Exercise goal: Answer with a bare number: the count of lines in the records below that have the word "title".

[App and web page records]
□ □ □ □ □ □ □
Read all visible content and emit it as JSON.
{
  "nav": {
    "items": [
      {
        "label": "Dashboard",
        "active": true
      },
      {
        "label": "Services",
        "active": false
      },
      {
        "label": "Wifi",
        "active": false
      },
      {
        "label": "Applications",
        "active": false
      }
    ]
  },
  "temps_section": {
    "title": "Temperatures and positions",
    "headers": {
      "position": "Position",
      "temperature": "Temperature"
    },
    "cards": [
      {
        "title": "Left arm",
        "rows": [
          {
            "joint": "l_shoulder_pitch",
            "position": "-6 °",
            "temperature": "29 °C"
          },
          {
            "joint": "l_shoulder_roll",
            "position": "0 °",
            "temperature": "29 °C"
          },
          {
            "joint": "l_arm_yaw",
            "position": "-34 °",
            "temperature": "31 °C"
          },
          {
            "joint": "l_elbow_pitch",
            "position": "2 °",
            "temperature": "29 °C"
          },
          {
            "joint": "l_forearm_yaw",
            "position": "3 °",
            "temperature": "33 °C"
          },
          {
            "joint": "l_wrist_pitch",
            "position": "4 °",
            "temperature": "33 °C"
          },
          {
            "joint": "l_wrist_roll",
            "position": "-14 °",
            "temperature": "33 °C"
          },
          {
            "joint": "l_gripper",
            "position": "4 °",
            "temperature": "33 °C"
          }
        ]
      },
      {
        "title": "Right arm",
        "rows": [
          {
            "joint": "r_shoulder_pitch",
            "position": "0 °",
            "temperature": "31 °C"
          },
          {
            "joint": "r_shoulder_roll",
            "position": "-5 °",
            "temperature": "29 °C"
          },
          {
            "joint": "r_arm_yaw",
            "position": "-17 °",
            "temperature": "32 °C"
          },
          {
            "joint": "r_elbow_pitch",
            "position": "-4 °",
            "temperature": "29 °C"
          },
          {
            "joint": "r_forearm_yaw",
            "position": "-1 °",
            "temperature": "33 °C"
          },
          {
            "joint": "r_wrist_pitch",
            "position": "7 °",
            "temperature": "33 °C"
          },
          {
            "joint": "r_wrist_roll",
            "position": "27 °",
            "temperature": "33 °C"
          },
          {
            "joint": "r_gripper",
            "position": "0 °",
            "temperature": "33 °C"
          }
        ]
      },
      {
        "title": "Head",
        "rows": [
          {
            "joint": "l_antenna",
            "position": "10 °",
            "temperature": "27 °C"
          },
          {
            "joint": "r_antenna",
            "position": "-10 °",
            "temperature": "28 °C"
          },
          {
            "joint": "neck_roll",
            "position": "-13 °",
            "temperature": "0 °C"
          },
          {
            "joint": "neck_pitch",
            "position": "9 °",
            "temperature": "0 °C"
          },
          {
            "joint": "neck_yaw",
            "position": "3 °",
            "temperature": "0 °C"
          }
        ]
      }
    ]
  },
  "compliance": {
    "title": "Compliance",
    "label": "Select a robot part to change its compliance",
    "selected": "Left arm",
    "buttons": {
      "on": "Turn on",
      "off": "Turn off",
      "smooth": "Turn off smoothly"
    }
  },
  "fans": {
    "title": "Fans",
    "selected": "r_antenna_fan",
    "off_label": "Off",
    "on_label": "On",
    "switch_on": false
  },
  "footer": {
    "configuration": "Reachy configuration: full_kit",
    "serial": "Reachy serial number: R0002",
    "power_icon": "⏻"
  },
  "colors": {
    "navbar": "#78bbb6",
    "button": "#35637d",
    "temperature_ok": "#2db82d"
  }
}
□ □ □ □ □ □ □
Answer: 6